A person's happiness can be broad, or deep, or both, or neither. Broadness measures how multifaceted a form of happiness is. Financial success often creates quite broad happiness: it delivers a vast array of desirable objects, situations, relationships, and experiences. But does financial success deliver the broadest happiness possible? To investigate that, we have to look deep. Depth measures how "non-obvious" a form of happiness is. It's obvious to anyone that getting the situations and sensations they want will (often) bring them happiness. But it's not at all obvious that there's a way to be happy independent of situations and sensations. And it's even less obvious that in its fully mature form, achieving happiness independent of situations and sensations empowers a person to more effectively take control of situations and sensations. Optimal happiness is both deep and broad. Warren's book will point you in the right direction.
Warren MacKenzie – Zen and the Art of Wealth. In Zen and the Art of Wealth, veteran financial planner Warren MacKenzie dishes up homespun wisdom about planning and investing during a weekend his character Alex spends with an old friend, Dave, who’s business is failing, plunging him into despair.
Mr. MacKenzie is among the more popular contributors to the Globe and Mail’s Financial Facelift because he encourages people to enjoy their lives rather than becoming slaves to their financial goals.
As the story unfolds, the two men – both in their early 60s with spouses and children - talk, cook, drink, sit by the fire and labour to lengthen the limestone fence encircling the Alex’s farm. Dave is torn by indecision whether to give up his business or mortgage his family’s home. Alex keeps asking questions, offering financial planning lessons at every opportunity.
But while Dave laments and Alex expounds about investing, Alex is digging for something deeper. He’s leading Dave in the direction of self-knowledge and of letting go of his troubles through the practice of Zen. The overall effect is calming and informative. Mr. MacKenzie is combining a lifetime of financial planning and investing experience with a possible road to happiness through Zen.
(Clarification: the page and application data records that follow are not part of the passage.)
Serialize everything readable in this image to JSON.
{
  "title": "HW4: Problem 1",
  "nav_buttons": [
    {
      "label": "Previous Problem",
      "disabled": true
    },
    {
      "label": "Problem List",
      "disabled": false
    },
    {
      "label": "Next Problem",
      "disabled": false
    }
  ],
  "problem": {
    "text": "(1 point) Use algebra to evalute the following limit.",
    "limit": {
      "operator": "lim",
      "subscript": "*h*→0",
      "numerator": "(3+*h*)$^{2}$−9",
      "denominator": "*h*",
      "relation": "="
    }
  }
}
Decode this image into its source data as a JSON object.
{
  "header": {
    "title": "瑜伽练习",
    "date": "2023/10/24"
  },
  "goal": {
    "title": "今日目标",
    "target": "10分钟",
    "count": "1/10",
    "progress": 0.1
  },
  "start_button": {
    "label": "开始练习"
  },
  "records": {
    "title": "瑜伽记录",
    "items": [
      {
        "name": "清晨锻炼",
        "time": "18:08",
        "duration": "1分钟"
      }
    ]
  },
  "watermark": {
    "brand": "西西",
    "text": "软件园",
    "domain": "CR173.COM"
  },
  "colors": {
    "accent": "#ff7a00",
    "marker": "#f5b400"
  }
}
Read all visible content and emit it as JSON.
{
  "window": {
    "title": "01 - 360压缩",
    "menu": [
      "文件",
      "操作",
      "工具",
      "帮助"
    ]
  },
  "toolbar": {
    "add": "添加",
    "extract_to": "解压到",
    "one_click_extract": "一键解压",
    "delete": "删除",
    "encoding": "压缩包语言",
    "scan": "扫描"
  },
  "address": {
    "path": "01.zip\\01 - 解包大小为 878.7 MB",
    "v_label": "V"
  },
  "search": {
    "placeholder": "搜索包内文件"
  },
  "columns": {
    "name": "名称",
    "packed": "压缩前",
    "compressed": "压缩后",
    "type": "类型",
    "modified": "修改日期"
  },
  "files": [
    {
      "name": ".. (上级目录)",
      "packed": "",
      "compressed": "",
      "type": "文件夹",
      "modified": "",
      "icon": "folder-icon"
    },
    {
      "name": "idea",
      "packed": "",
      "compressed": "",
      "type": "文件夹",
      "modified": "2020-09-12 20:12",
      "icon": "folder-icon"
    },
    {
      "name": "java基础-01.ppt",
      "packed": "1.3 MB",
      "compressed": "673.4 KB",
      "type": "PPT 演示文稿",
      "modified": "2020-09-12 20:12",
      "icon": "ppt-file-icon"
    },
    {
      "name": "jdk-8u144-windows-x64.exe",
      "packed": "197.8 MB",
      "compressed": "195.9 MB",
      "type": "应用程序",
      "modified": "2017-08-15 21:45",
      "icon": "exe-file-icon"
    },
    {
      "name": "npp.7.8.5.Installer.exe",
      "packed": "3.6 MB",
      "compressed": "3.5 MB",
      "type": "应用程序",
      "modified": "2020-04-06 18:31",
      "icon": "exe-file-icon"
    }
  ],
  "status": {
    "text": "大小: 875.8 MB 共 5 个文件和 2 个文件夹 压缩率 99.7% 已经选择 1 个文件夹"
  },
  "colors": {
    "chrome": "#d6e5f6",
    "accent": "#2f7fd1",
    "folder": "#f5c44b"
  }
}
No doubt this book will appeal to the baby boom generation, many of whom have accumulated enough wealth to worry about and are familiar with the concepts of Zen Buddhism. Even without the philosophy, the investment and financial planning advice Mr. MacKenzie conveys in this little book – and the appendices at the end – is truly valuable.